OEL068 - Fundamentals of Academic English (2022/23)
|Module specification||Module approved to run in 2022/23|
|Module title||Fundamentals of Academic English|
|Module level||Level 4/5/6 (99)|
|Credit rating for module||15|
|School||Guildhall School of Business and Law|
|Total study hours||150|
|Running in 2022/23(Please note that module timeslots are subject to change)||
This module is designed for students to advance their academic English skills up to the level required for their study. The module focuses on key aspects of academic English language use including structuring writing, using academic conventions, selecting and referencing suitable sources, and developing argumentation and critical thinking. There is a strong focus on academic communication via both writing and presentations, with chances for vocabulary development and acquiring effective learning strategies. The module is adaptable to the language abilities of students, making it suitable for both learners of English and those with English as their first language, and can be taught to students studying in different years.
• develop their spoken and written English, express opinions and take part in discussions and activities at a B2 level
• read and listen within a variety of subject areas and identify both main points and details
• expand their passive and active vocabulary
• identify and use the appropriate register in written texts and speaking.
• develop their knowledge of academic English in relation to their studies with a specific focus on clear structure and following academic conventions such as referencing
Prior learning requirements
Ease test 40 or B1 Common European Framework
The module will cover key aspects of academic writing such as paragraphing (LO1), reading strategies (LO3), essay structure including thesis statements (LO1), features of academic writing (LO1, L04), referencing, paraphrasing and evaluating sources (LO1, LO3), developing an argument (LO3, LO4), and preparing presentations (LO2, LO4) and academic essays (LO1, LO2, LO3, LO4).
Balance of independent study and scheduled teaching activity
The module will be delivered through a blended learning strategy. Information and activities to support and further develop the skills required to pass the module will be offered in the classroom and through media. Students will be given optional weekly tasks and activities on Weblearn in order to support their independent learning experience.
Students will be provided with individual and group feedback throughout the term. Opportunities to reflect on learning and progress are built into the module. In particular, students will have the chance to share their reflections and provide peer-to-peer feedback.
On successful completion of the module, students will:
- Identify and apply the methods and conventions of academic English structure, paraphrase and referencing.
- Research a given topic using electronic and paper-based resources.
- Use critical thinking to analyse texts, evaluate sources, and support an argument.
- Apply their knowledge of academic English to demonstrate flexibility in writing and presentation for the needs of a specific target audience.
As the learning outcomes for this module are based on the development of language skills, the assessment instruments were chosen because of their practical characteristics.
The individual presentation offers a clear opportunity to assess the achievement of a B2 level (CEFR) of oral communication. It also requires the student to familiarise themselves with relevant literature and evaluate their usefulness for the task. More importantly, this task allows the student to adopt an independent role in their choice of topic as they can research an area of their own interest.

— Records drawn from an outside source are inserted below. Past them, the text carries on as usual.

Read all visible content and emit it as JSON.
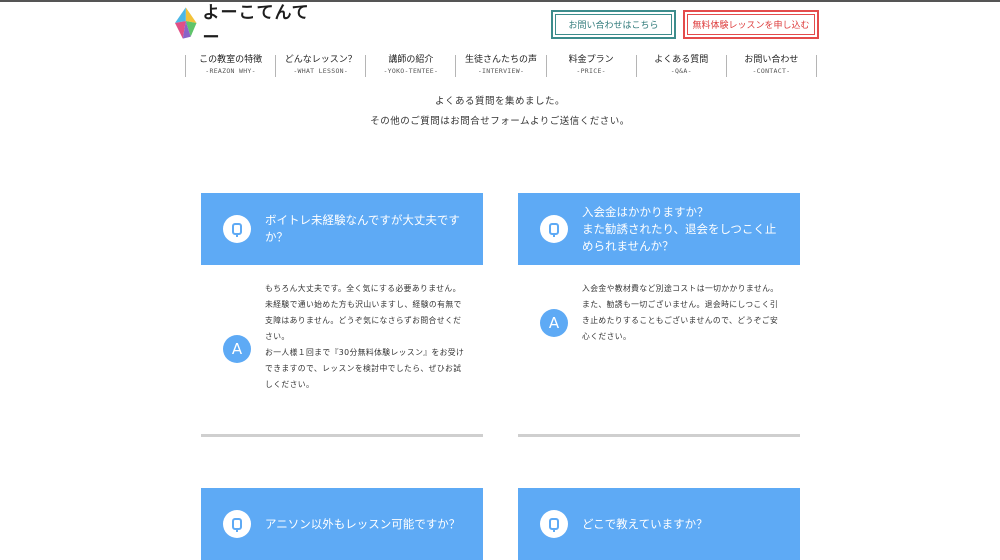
{
  "header": {
    "logo_text": "よーこてんてー",
    "contact_button": "お問い合わせはこちら",
    "trial_button": "無料体験レッスンを申し込む",
    "colors": {
      "contact": "#3c8c8c",
      "trial": "#e44b4b",
      "accent": "#5eaaf5"
    }
  },
  "nav": [
    {
      "ja": "この教室の特徴",
      "en": "-REAZON WHY-"
    },
    {
      "ja": "どんなレッスン？",
      "en": "-WHAT LESSON-"
    },
    {
      "ja": "講師の紹介",
      "en": "-YOKO-TENTEE-"
    },
    {
      "ja": "生徒さんたちの声",
      "en": "-INTERVIEW-"
    },
    {
      "ja": "料金プラン",
      "en": "-PRICE-"
    },
    {
      "ja": "よくある質問",
      "en": "-Q&A-"
    },
    {
      "ja": "お問い合わせ",
      "en": "-CONTACT-"
    }
  ],
  "intro": {
    "line1": "よくある質問を集めました。",
    "line2": "その他のご質問はお問合せフォームよりご送信ください。"
  },
  "faq": [
    {
      "question": "ボイトレ未経験なんですが大丈夫ですか？",
      "answer_lines": [
        "もちろん大丈夫です。全く気にする必要ありません。",
        "未経験で通い始めた方も沢山いますし、経験の有無で支障はありません。どうぞ気になさらずお問合せください。",
        "お一人様１回まで『30分無料体験レッスン』をお受けできますので、レッスンを検討中でしたら、ぜひお試しください。"
      ]
    },
    {
      "question": "入会金はかかりますか？\nまた勧誘されたり、退会をしつこく止められませんか？",
      "answer_lines": [
        "入会金や教材費など別途コストは一切かかりません。",
        "また、勧誘も一切ございません。退会時にしつこく引き止めたりすることもございませんので、どうぞご安心ください。"
      ]
    },
    {
      "question": "アニソン以外もレッスン可能ですか？"
    },
    {
      "question": "どこで教えていますか？"
    }
  ]
}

Similarly, the written assignment is a useful tool in the assessment of writing conventions and use of academic English at a B2 level. As with the oral presentation, students are free to research a relevant topic of their choice, which will enable them to familiarise themselves with specialised vocabulary and different types of academic sources (e.g., journal articles, monographs, conference proceedings, and more).